In her high school classroom, she uses a form of the children's ABC book as a community-building project.
For each letter of the alphabet, the students find an appropriately descriptive word for themselves. Students elaborate on the word by writing sentences and creating an illustration.
In the process, they make extensive use of the dictionary and thesaurus. One student describes her personality as sometimes "caustic," illustrating the word with a photograph of a burning car in a war zone. Her caption explains that she understands the hurt her "burning" sarcastic remarks can generate.
Back to top 6. Help students analyze text by asking them to imagine dialogue between authors. John Levine, a teacher-consultant with the Bay Area Writing Project Californiahelps his college freshmen integrate the ideas of several writers into a single analytical essay by asking them to create a dialogue among those writers.
He tells his students, for instance, "imagine you are the moderator of a panel discussion on the topic these writers are discussing. Consider the three writers and construct a dialogue among the four 'voices' the three essayists plus you. The essay follows from this preparation. Back to top 7.
Spotlight language and use group brainstorming to help students create poetry. The following is a group poem created by second grade students of Michelle Fleer, a teacher-consultant with the Dakota Writing Project South Dakota. Underwater Crabs crawl patiently along the ocean floor searching for prey.

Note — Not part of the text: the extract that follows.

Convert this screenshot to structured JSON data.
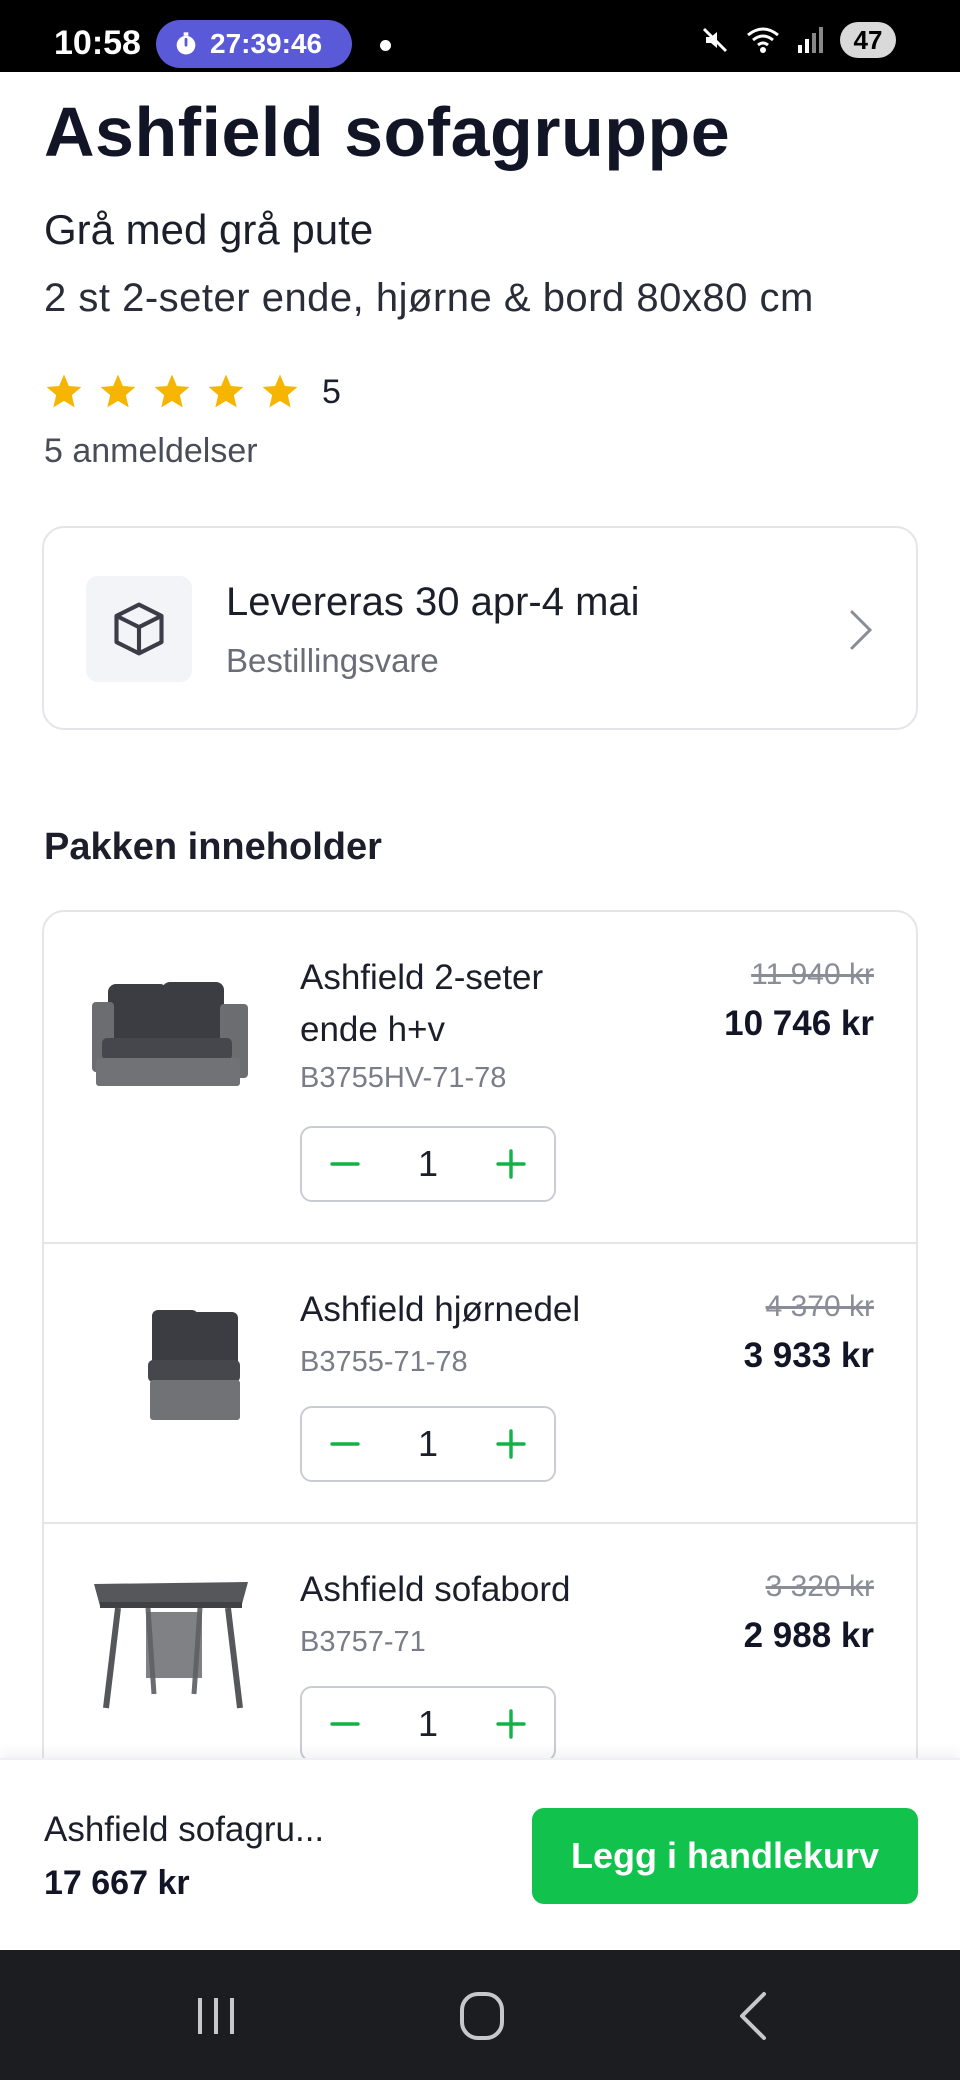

Fish soundlessly weave their way through slippery seaweed Whales whisper to others as they slide through the salty water. And silent waves wash into a dark cave where an octopus is sleeping. Fleer helped her students get started by finding a familiar topic.© Margot Southall 4 Unit 1: Organization and Structure Lesson 1 Purpose • Recognize the organization and structure of an expository piece of writing.

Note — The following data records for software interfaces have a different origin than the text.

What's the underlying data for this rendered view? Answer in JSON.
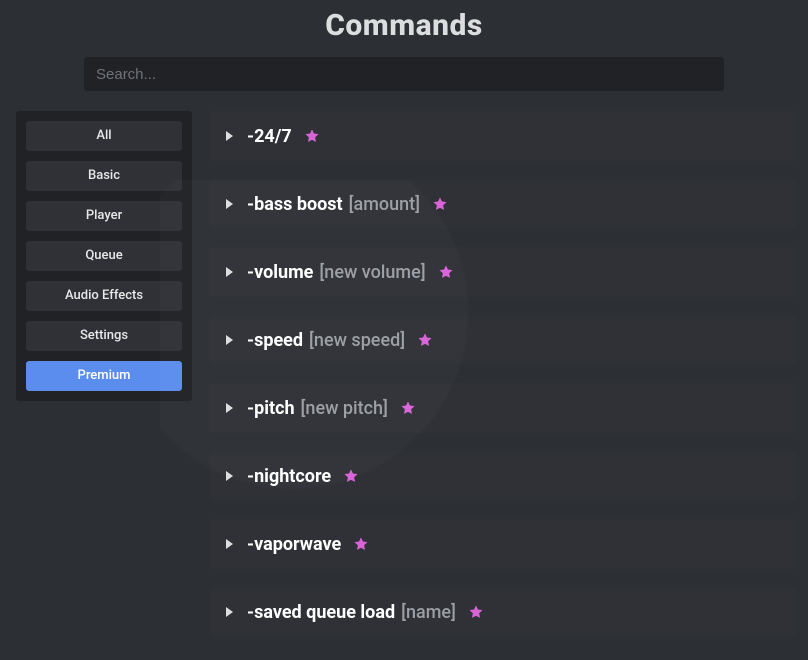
{
  "title": "Commands",
  "search": {
    "placeholder": "Search..."
  },
  "sidebar": {
    "items": [
      {
        "label": "All",
        "selected": false
      },
      {
        "label": "Basic",
        "selected": false
      },
      {
        "label": "Player",
        "selected": false
      },
      {
        "label": "Queue",
        "selected": false
      },
      {
        "label": "Audio Effects",
        "selected": false
      },
      {
        "label": "Settings",
        "selected": false
      },
      {
        "label": "Premium",
        "selected": true
      }
    ]
  },
  "commands": [
    {
      "name": "-24/7",
      "arg": "",
      "premium": true
    },
    {
      "name": "-bass boost",
      "arg": "[amount]",
      "premium": true
    },
    {
      "name": "-volume",
      "arg": "[new volume]",
      "premium": true
    },
    {
      "name": "-speed",
      "arg": "[new speed]",
      "premium": true
    },
    {
      "name": "-pitch",
      "arg": "[new pitch]",
      "premium": true
    },
    {
      "name": "-nightcore",
      "arg": "",
      "premium": true
    },
    {
      "name": "-vaporwave",
      "arg": "",
      "premium": true
    },
    {
      "name": "-saved queue load",
      "arg": "[name]",
      "premium": true
    }
  ],
  "colors": {
    "star": "#d864d8",
    "accent": "#5b8def"
  }
}
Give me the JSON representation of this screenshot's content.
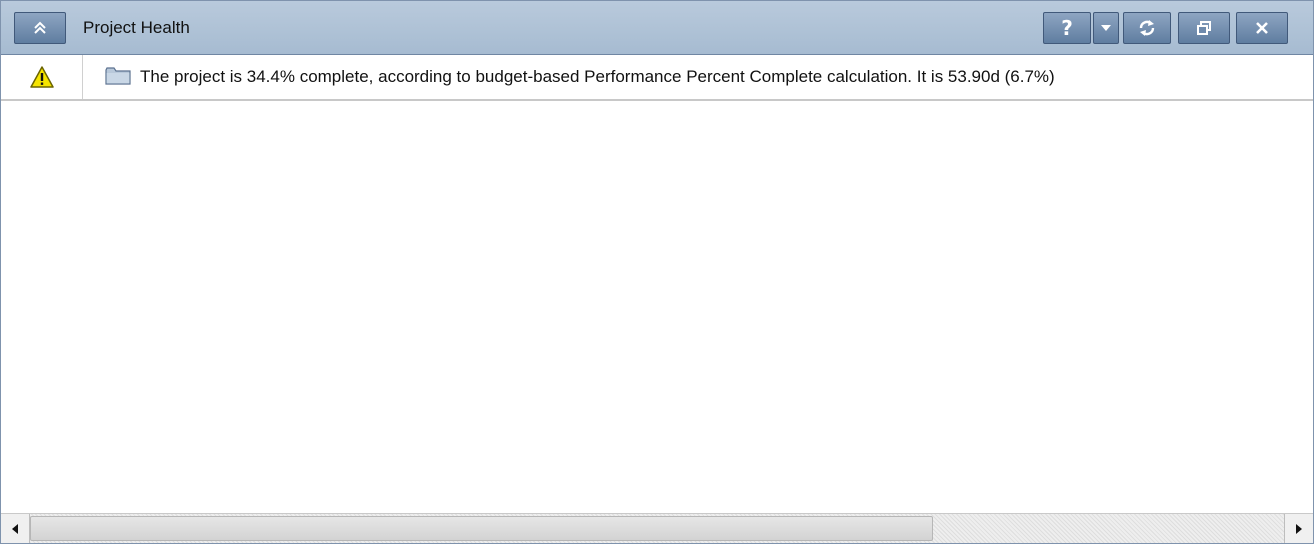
{
  "window": {
    "title": "Project Health",
    "buttons": {
      "collapse_icon": "double-chevron-up-icon",
      "help_label": "?",
      "dropdown_icon": "chevron-down-icon",
      "refresh_icon": "refresh-icon",
      "restore_icon": "restore-window-icon",
      "close_icon": "close-icon"
    }
  },
  "rows": [
    {
      "status_icon": "warning-icon",
      "type_icon": "folder-icon",
      "message": "The project is 34.4% complete, according to budget-based Performance Percent Complete calculation. It is 53.90d (6.7%)"
    }
  ],
  "scrollbar": {
    "horizontal_visible_fraction": 0.72,
    "horizontal_position_fraction": 0.0
  },
  "colors": {
    "titlebar": "#a6bbd1",
    "button": "#6f8bad",
    "warning": "#f5e400"
  }
}
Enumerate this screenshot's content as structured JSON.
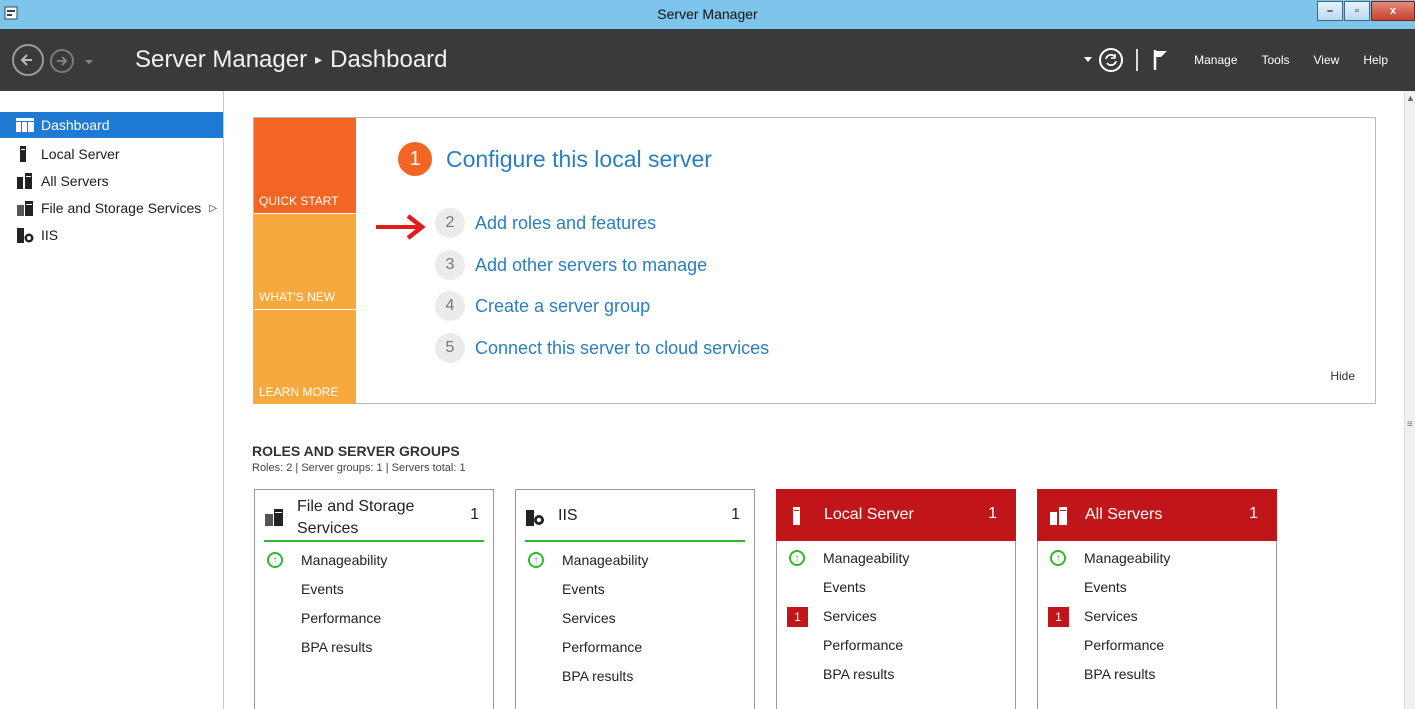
{
  "window": {
    "title": "Server Manager",
    "controls": {
      "minimize": "–",
      "restore": "▫",
      "close": "x"
    }
  },
  "header": {
    "breadcrumb_root": "Server Manager",
    "breadcrumb_sep": "▸",
    "breadcrumb_page": "Dashboard",
    "menu": {
      "manage": "Manage",
      "tools": "Tools",
      "view": "View",
      "help": "Help"
    }
  },
  "sidebar": {
    "items": [
      {
        "label": "Dashboard",
        "icon": "dashboard-icon",
        "active": true
      },
      {
        "label": "Local Server",
        "icon": "server-icon"
      },
      {
        "label": "All Servers",
        "icon": "servers-icon"
      },
      {
        "label": "File and Storage Services",
        "icon": "storage-icon",
        "arrow": "▷"
      },
      {
        "label": "IIS",
        "icon": "iis-icon"
      }
    ]
  },
  "quick_start": {
    "tiles": {
      "quick_start": "QUICK START",
      "whats_new": "WHAT'S NEW",
      "learn_more": "LEARN MORE"
    },
    "main_step": {
      "num": "1",
      "label": "Configure this local server"
    },
    "steps": [
      {
        "num": "2",
        "label": "Add roles and features"
      },
      {
        "num": "3",
        "label": "Add other servers to manage"
      },
      {
        "num": "4",
        "label": "Create a server group"
      },
      {
        "num": "5",
        "label": "Connect this server to cloud services"
      }
    ],
    "hide": "Hide"
  },
  "roles": {
    "title": "ROLES AND SERVER GROUPS",
    "summary": "Roles: 2   |   Server groups: 1   |   Servers total: 1",
    "cards": [
      {
        "title": "File and Storage Services",
        "count": "1",
        "rows": {
          "manageability": "Manageability",
          "events": "Events",
          "performance": "Performance",
          "bpa": "BPA results"
        }
      },
      {
        "title": "IIS",
        "count": "1",
        "rows": {
          "manageability": "Manageability",
          "events": "Events",
          "services": "Services",
          "performance": "Performance",
          "bpa": "BPA results"
        }
      },
      {
        "title": "Local Server",
        "count": "1",
        "rows": {
          "manageability": "Manageability",
          "events": "Events",
          "services_badge": "1",
          "services": "Services",
          "performance": "Performance",
          "bpa": "BPA results"
        }
      },
      {
        "title": "All Servers",
        "count": "1",
        "rows": {
          "manageability": "Manageability",
          "events": "Events",
          "services_badge": "1",
          "services": "Services",
          "performance": "Performance",
          "bpa": "BPA results"
        }
      }
    ]
  },
  "colors": {
    "accent_blue": "#1e7ad2",
    "tile_orange": "#f26522",
    "tile_yellow": "#f7a93d",
    "alert_red": "#c0161a",
    "ok_green": "#2db92d"
  }
}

Provide students with some of the parts already filled in. For example, you provide all the "filling" sentences, and ask students to write a good introductory or wrap up sentence.
Provide students with one example filled in entirely. Ask them to cut out each portion and then rearrange the pieces. Ask students to find a paragraph within their textbook.
Introductory Paragraphs. The introductory paragraph is the first-paragraph in the persuasive essay.
Five-Sentence Paragraph Use this picture organizer of a hand outline to teach your students how to write and organize 5-sentence paragraphs. Makes a great introductory lesson to writing or a homework assignment to practice writing skills. © Margot Southall 4 Unit 1: Organization and Structure Lesson 1 Purpose • Recognize the organization and structure of an expository piece of writing. 4. Teach Kids to Read Aloud. Recently I met a fourth grader whose teacher nearly obliterated his writing assignments with red pen markings. His teacher was fed up .
I teach my students that their introductory paragraphs should have three parts: an attention-catcher, a thesis, and a leslutinsduphoenix.com introductory paragraph is perhaps the most important paragraph in the essay because it is the first and possibly last chance to make an impact on the reader.
Teaching Paragraph Writing: Transitions. Posted in Writing on Wednesday, October 07, They also do a number of worksheets that ask them to add a transition or to circle the best transition for a particular sentence or paragraph.
I teach the kids to write a five paragraph essay whew! That's a whole other post right there!. Teaching paragraphs Teaching Narrative Writing Topic Sentences Writing/ Sentences Opinion Writing Paragraph writing Persuasive writing Writing topics Writing lessons Forward "Transitions List" This handout is a list of transitions for students to use as a reference.
Show students an anchor chart to introduce the three lessons on paragraph writing. MINI LESSON #5 TOPIC SENTENCES is the first mini lesson for paragraph writing. 1. Teach.
Paragraphs need to have topic sentences. It is a way of organizing and expressing the main idea of the paragraph! It answers questions like why, how, or where.